Not a popular position with the girls and again I learned very early my rather comfortable position as a middle of the road transgender girl wasn't good enough for a seat at the transsexual table and was too good somehow to sit with the cross dressers. How dare I attempt to live my life as a woman without all the sacrifices of surgery?

As you have also guessed by now, I don't spend a lot of time worrying about what others think of me and I do know that so many of us have had to fight tooth and nail for any public feminine existence we can achieve.  Unless you are a "natural" you need to use your time as a cross dresser to discover what is really going on inside of you.

Plus,none of us should care about the silly labels anyhow!

**Most of the definitions are from the "Urban Dictionary".

Monday, June 17, 2013

Get in Your Holes!

All you round peeps, get into those round holes! All you square peeps, you know where you are supposed to be...Now get there.

Do you really think I should have to work harder as a parent and explain what you are?  Can't you come here when no one else is here. Have some respect!

Then there is that pesky gender binary deal. Doesn't everyone belong to one or the other?

OK, I see now- you are lifting your leg to pee. Are you even allowed to pee here? 

What's wrong with you. Don't you know life would be so much easier for us if you weren't  wearing that pink collar?

Sunday, March 3, 2013

Sunday Morning Reset

Nearly all of my working life I have worked Sundays so now having a Sunday morning with essentially nothing to do is still special and I assume it always will be.  From my paper route to a radio DJ gig to many years in the restaurant business working Sunday was never an option.

These days, since I'm semi retired people think I'm kicking back and doing my nails. Ironically, I have had to set a day off up from posting vintage items I sell to my three shops, organizing my book and contributing to Cyrsti's Condo. 

What that means is I get a chance to reset on Sunday morning and step back and look at my life, my gender transition and plan into the future.

This morning in my part of the world, March ( per norm) is refusing to give any ground to Spring and the snow is flying. Plus I live in one of the old Midwest Ohio "rust belt" towns which is finally making a transition of it's own. I'm always interested in driving around and seeing the non preservable old and ugly giving way to inner urban land to be developed. I'm a history freak and I am not always sure new is good. In this sense it is.

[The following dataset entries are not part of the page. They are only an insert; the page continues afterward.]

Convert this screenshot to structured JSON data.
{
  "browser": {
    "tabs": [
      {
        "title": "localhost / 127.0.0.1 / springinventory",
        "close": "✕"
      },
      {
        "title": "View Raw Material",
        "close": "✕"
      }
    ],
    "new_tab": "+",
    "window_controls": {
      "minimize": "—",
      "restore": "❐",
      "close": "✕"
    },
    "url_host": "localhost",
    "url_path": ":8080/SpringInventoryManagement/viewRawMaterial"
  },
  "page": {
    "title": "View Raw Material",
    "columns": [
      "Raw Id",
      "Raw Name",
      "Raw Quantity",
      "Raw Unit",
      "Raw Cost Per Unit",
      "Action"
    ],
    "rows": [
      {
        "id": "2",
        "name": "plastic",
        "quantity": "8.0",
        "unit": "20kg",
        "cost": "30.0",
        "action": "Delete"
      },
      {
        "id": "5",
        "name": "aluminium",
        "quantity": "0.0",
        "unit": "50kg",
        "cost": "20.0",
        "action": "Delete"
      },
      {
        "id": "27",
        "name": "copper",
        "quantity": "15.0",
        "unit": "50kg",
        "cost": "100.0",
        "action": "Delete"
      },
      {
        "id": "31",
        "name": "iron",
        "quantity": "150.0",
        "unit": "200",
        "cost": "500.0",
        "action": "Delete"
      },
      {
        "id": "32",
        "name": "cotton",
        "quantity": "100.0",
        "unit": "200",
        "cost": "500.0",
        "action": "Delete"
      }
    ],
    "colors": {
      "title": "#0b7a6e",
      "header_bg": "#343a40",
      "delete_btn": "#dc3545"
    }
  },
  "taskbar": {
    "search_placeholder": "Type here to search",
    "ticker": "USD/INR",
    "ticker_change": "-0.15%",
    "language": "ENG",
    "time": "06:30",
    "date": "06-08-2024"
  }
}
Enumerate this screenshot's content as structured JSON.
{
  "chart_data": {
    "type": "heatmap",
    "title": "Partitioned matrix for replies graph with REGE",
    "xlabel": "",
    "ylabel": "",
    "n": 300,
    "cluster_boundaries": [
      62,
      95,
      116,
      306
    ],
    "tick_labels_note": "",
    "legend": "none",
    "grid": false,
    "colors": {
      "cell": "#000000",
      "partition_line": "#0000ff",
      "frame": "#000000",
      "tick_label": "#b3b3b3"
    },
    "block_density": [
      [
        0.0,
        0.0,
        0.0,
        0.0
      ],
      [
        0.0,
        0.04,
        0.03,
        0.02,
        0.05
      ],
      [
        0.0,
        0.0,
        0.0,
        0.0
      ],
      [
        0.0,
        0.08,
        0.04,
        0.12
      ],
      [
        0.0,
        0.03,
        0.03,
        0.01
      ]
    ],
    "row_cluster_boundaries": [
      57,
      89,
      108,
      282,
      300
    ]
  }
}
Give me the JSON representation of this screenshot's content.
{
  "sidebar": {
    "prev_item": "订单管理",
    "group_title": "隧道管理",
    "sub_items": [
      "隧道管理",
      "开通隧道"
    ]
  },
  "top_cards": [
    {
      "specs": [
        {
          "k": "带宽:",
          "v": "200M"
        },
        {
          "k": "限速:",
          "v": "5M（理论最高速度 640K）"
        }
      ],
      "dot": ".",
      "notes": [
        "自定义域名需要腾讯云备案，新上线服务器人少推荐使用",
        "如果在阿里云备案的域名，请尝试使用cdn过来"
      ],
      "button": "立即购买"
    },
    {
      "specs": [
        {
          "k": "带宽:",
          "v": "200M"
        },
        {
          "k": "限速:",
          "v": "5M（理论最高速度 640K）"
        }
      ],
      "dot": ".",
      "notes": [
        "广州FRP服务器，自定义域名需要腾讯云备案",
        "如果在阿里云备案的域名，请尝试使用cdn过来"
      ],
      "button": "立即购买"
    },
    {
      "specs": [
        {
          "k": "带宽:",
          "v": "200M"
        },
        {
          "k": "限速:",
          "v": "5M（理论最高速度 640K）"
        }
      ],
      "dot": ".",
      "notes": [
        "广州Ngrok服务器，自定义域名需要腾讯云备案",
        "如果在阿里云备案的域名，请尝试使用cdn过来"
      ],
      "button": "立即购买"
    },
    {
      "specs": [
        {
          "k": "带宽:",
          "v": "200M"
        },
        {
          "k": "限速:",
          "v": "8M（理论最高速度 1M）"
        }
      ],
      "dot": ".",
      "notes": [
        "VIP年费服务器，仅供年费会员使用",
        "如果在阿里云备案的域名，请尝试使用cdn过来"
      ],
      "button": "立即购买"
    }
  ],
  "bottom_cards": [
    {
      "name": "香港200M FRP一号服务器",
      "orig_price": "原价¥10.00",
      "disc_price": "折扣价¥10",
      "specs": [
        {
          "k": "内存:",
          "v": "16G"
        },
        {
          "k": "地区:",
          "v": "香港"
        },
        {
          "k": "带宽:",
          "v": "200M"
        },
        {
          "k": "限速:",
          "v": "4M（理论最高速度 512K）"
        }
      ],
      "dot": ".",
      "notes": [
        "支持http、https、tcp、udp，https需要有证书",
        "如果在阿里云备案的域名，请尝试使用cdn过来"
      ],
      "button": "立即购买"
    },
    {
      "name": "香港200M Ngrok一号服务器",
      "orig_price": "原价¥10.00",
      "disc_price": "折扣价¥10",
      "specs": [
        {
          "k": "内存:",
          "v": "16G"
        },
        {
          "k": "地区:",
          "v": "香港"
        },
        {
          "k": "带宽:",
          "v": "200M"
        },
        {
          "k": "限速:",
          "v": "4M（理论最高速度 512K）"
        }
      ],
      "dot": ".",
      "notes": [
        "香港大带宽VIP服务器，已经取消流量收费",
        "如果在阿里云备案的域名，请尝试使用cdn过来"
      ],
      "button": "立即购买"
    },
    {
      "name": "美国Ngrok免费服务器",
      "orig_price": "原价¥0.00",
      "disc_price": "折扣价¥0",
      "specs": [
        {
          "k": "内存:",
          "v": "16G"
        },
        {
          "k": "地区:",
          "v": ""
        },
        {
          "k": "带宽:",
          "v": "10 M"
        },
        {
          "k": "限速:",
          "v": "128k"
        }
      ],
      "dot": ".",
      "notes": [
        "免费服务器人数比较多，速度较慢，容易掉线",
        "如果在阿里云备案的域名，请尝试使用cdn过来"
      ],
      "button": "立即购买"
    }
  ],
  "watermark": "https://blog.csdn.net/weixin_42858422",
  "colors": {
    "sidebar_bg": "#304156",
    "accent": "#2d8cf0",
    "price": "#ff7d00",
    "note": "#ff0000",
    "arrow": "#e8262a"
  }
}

If you are considering the transgender path, the same could be good for you.  I'm often asked about an inner transition from cross dresser to transgender or even transsexual. Of course there are the "easy out" crowd who think you are placed in the trans trilogy at birth and any deviation from CD to TG to TS is blasphemy. In my mind those individuals are as narrow minded and stuck in the past as the traditional gender binary  male and female believers are.  If you are similar to me, you have spent years trying to figure out just what you are. Moving dirt and building new ideas in your noggin.

So this Sunday reset for me is time to look at my gender reconstruction so far and glancing at the blue prints of the future. My problem is I have never been good at reading blueprints. I have been good at charging ahead to test the waters. Another test is coming towards the end of April when I do a workshop on "Transitioning Later in Life" at Trans Ohio in Columbus. I'm honored and humbled to have been chosen and the last thing I want to do is mess it up and I won't. As we all know though, there is a huge difference in the written and spoken word. So I'm a "jabberer" and have to be careful I'm making sense.  Plus, the last thing I want to do is be a role model instead of an example. I am an example of my personal transgender history and as you know I am not shy about communicating it. Learning anything from my experience is a huge positive. Following the same path to get there may not be.

In the meantime,I will have to rely on my "resets". I know my heavy moving is over and perhaps the reconstruction will go as long as I'm allowed to be on this Earth. I just hope I can chose the right paint colors.

Sink or Swim

Image from Trans Wellness Event.  Jessie Hart Archives.  Many times when I first entered the world as a new cross dresser or femininized mal...